Assignment => Repeat the entries. Each one must match exactly.
### Entries supplied ###
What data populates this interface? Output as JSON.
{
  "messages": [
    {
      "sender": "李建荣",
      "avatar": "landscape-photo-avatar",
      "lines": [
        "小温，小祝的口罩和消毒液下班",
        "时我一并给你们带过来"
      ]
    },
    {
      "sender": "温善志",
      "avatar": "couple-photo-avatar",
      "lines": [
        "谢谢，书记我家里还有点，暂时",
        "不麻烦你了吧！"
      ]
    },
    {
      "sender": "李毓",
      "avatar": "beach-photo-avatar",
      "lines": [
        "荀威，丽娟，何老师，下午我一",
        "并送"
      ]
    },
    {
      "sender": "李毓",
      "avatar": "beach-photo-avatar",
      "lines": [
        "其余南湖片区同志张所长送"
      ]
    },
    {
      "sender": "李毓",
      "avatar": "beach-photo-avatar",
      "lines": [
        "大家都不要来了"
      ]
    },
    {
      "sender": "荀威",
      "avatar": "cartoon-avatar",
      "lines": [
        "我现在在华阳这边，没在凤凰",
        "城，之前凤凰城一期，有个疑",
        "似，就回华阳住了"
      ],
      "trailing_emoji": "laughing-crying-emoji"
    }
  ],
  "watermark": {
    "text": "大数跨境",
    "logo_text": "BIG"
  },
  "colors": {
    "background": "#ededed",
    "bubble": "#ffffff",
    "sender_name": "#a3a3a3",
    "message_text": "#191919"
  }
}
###
Exercise response =>
What data populates this interface? Output as JSON.
{
  "messages": [
    {
      "sender": "李建荣",
      "avatar": "landscape-photo-avatar",
      "lines": [
        "小温，小祝的口罩和消毒液下班",
        "时我一并给你们带过来"
      ]
    },
    {
      "sender": "温善志",
      "avatar": "couple-photo-avatar",
      "lines": [
        "谢谢，书记我家里还有点，暂时",
        "不麻烦你了吧！"
      ]
    },
    {
      "sender": "李毓",
      "avatar": "beach-photo-avatar",
      "lines": [
        "荀威，丽娟，何老师，下午我一",
        "并送"
      ]
    },
    {
      "sender": "李毓",
      "avatar": "beach-photo-avatar",
      "lines": [
        "其余南湖片区同志张所长送"
      ]
    },
    {
      "sender": "李毓",
      "avatar": "beach-photo-avatar",
      "lines": [
        "大家都不要来了"
      ]
    },
    {
      "sender": "荀威",
      "avatar": "cartoon-avatar",
      "lines": [
        "我现在在华阳这边，没在凤凰",
        "城，之前凤凰城一期，有个疑",
        "似，就回华阳住了"
      ],
      "trailing_emoji": "laughing-crying-emoji"
    }
  ],
  "watermark": {
    "text": "大数跨境",
    "logo_text": "BIG"
  },
  "colors": {
    "background": "#ededed",
    "bubble": "#ffffff",
    "sender_name": "#a3a3a3",
    "message_text": "#191919"
  }
}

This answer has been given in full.